Museums of Architecture as Virtual Spaces (Part 1): Germany
Our first stop is the Deutsches Architekturmuseum (DAM) in Frankfurt, which is directed by Peter Cachola Schmal. The show Die neue Heimat (1950-1982) had been open only for five days when the shutdown came. The exhibition Bohm 100: the Concrete Cathedral of Neviges had to close as well. The museum subsequently offered virtual visits in the form of films and livestreams.
However, the DAM director does not foresee any lasting place for these formats in the future: “Fundamentally, I don’t believe the virtual museum visit will represent an alternative. It costs money without generating any income.” According to Schmal, only larger museums such as the Tate Modern in London or the Met in New York could earn money this way. He can imagine that at those venues, interested visitors would be willing to pay for deeper immersion into the exhibition process. But this wouldn’t work for the DAM.
Nevertheless, the DAM is a municipal institution and is not doing too badly - better than many private galleries. For instance, the museum can afford to offer webinars. These arose from the jury sessions for this year’s DAM Preis award, which took place online. Weekly webinars with the finalists eventually turned into biweekly lectures by all those on the shortlist. However, Schmal’s optimism is cautious: “A streamed event has to be engaging and of top quality, which leads to higher costs for the technology. With no income, we have to think very carefully about when we want to, or have to, make this investment.” His concern about heavy financial losses remains: it is absurd that these have increased after the reopening of the museum, for expenses are based on normal operations, while the income is much less than before. “Cultured people still don’t have much trust in the interior spaces – we have around 500 visitors a week, about a third of what we had before the coronavirus.”

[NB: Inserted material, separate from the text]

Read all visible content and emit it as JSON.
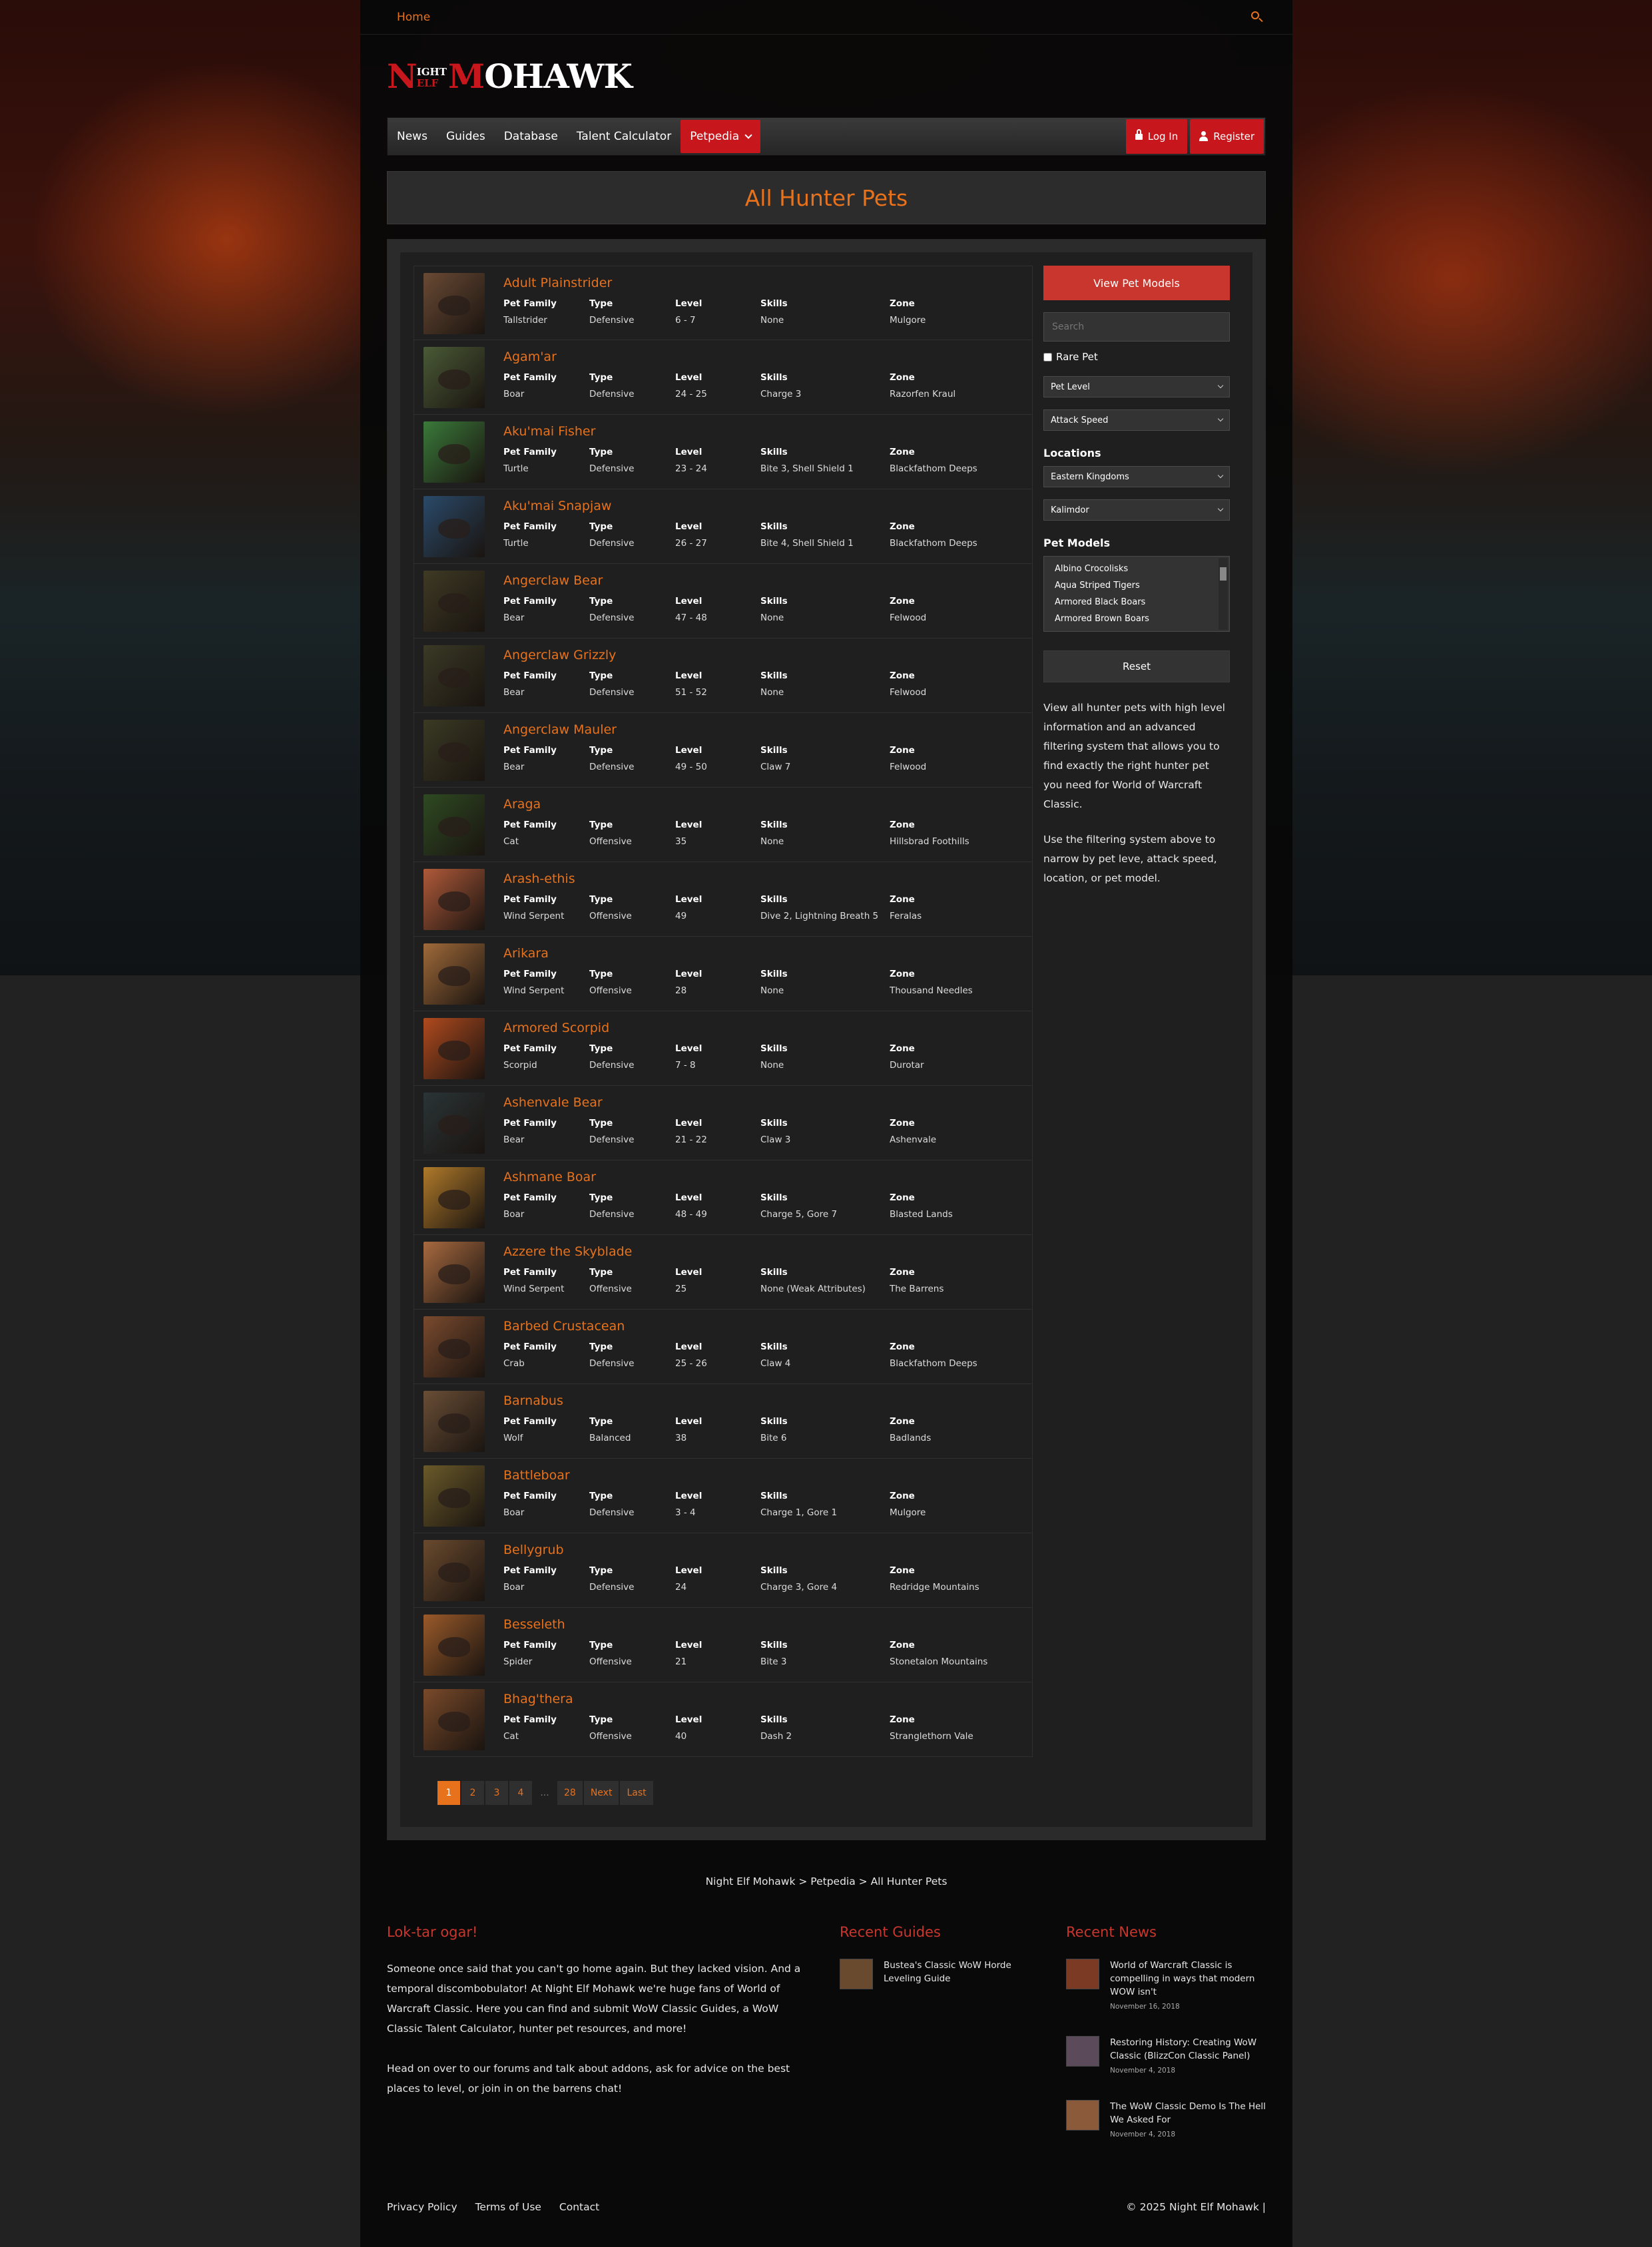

The museum is attempting to strike an analog-digital balance for the conferral of the City of Frankfurt’s International Highrise Award. In the worthy setting of St. Paul’s Church, a small number of participants will attend in person in order to provide a more human ambience for those who will be able to take part only via livestream.